In his initial paper  and in the latter portion of his text , Planck correctly derived an expression for the blackbody function. But Planck can never state, based on [section] 35-37, that interiors of all cavities contain black radiation.
Consequently, Schuster demonstrated that when the absorption coefficient of the layer was large with respect to the coefficient of scattering, the radiation observed from a large cloud of gas was the blackbody function: "The radiation in this case becomes equal to that of a completely black surface, which agrees with the well-known law that absorption irrespective of scattering tends to make the radiation of all bodies equal to that of a black body when the thickness is increased" [26, p.
Schuster expressed that the radiation emitted by the absorbing layer was the product of the absorption coefficient, k, multiplied by the blackbody function, E, and the thickness of the layer, dx: kEdx [26, p.

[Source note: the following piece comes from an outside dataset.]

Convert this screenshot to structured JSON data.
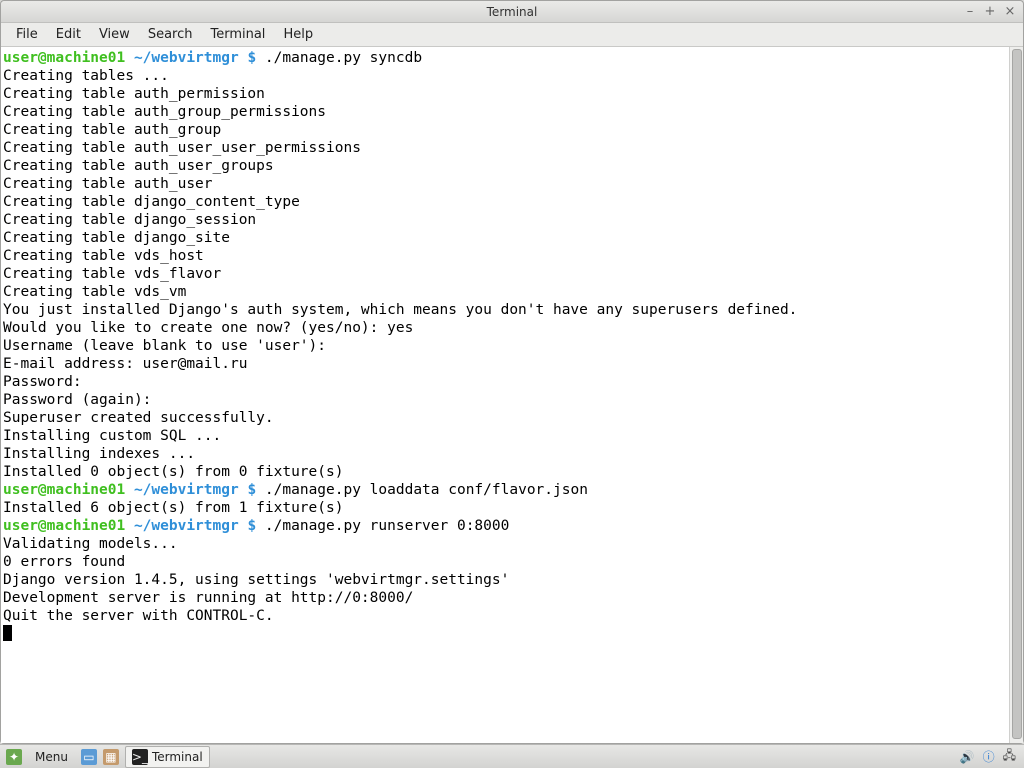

Once Schuster assumed that the blackbody function could be directly applied to represent the emission of the gas, a great thickness guaranteed that blackbody radiation was produced, even if the coefficient of absorption was small, merely because the coefficient of scattering was much smaller (see Eq.